Asus VivoBook U38N ultraportable notebook has an AMD Trinity CPU

The Asus VivoBook U38N may look like an ultrabook, but it doesn’t qualify as one for a simple reason: It has a quad-core AMD A8 processor, while Intel owns the trademark for the word “ultrabook.”

Aside from the processor, the Asus U38N is almost everything you’d want from a decent ultrabook.

Asus VivoBook U38N

The laptop features a 13.3 inch IPS touchscreen display, Windows 8 software, up to 4GB of RAM, and a 2.5 inch drive bay for a 128GB solid state disk or a 500GB hard drive.

Asus also includes 3 USB 3.0 ports, HDMI, and mini VGA ports.

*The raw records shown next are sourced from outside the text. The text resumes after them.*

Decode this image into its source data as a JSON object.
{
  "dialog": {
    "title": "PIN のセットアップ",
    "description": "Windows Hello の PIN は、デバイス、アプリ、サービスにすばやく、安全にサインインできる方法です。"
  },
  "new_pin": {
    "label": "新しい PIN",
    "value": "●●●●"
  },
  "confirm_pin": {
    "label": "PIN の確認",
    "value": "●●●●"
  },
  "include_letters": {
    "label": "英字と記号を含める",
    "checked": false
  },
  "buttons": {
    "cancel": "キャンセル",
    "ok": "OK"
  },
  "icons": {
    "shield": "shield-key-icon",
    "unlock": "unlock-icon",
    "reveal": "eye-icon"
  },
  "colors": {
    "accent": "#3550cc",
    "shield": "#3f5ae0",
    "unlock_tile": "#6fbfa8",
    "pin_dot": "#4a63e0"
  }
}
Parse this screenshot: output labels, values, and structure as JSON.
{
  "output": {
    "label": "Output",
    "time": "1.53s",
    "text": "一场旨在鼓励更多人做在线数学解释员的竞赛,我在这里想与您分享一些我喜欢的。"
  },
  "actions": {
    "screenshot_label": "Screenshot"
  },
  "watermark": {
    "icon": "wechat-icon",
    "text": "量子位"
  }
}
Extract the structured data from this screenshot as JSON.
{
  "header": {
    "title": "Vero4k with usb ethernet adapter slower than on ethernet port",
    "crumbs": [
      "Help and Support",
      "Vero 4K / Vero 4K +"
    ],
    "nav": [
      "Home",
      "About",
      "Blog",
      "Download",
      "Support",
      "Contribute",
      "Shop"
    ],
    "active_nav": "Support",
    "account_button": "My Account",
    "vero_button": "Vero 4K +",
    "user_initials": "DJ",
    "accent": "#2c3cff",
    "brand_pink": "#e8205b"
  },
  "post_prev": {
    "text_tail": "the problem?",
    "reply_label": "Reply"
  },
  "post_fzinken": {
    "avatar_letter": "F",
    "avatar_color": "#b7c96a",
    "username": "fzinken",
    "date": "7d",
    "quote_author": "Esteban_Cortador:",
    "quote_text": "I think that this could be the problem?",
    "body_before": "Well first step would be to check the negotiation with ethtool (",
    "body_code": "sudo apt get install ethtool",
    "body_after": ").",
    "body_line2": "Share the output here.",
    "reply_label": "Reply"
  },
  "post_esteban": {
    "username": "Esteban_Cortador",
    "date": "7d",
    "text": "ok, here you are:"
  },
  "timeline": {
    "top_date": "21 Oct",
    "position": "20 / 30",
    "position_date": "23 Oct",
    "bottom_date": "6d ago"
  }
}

The Asus U38N features 802.11n WiFi and Bluetooth 4.0 and has Bang & Olufsen audio.

The notebook has a 48Whr battery which Asus says should be good for up to 5 hours of run time. The Asus U38N measures 12.8″ x 8.9″ x 0.7″ and weighs 3.4 pounds.

Now for the bad news: The memory is soldered to the motherboard, so you won’t be able to easily upgrade it yourself.

Swedish retailer Komplett is already selling the VivoBook U38N for the equivalent of $1200 US… but the laptop will probably be cheaper if and when it goes on sale in the US. According to that product page, the notebook has a 1920 x 1080 pixel display, but the official Asus page for the U38N shows a lower resolution 1366 x 768 pixel display.

Asus might be selling different versions of this laptop in different countries.

  • Shashwat Pant

    The wesbite (asus) has a typo . If you read carefully – the description part on the top of the page says
    Full HD 1080p IPS panel with 178° viewing angles delivers vivid images

    However the specs page seems to have contradictory info , so its pretty much 1080 with touch

  • Caio

    You can actually game on this. You can’t do that on an ultrabook.

    • guy

      Aren’t there ultrabooks with capable Nvidia GPUs?

      • Hakob Panosyan

        Yes, mostly built by ASUS also, but then you have issues with more power usage and heat, which either results in larger size and more wait to carry a larger battery, or bad battery life when the dGPU is in use. biggest issue though if they want to keep the weight light and battery life similar, they have to end up spending extra on the battery, and with the added cost of a separate GPU, a decent laptop costs way too much, on the neighborhood of $1.5k.

  • Schmo

    How’s Linux support for AMD APUs? I’ve been using Intel because they’ve been putting a lot of resources into their Linux drivers but I haven’t really been keeping up with what AMD’s been doing.

  • Jedibeeftrix

    wow, how did i miss this!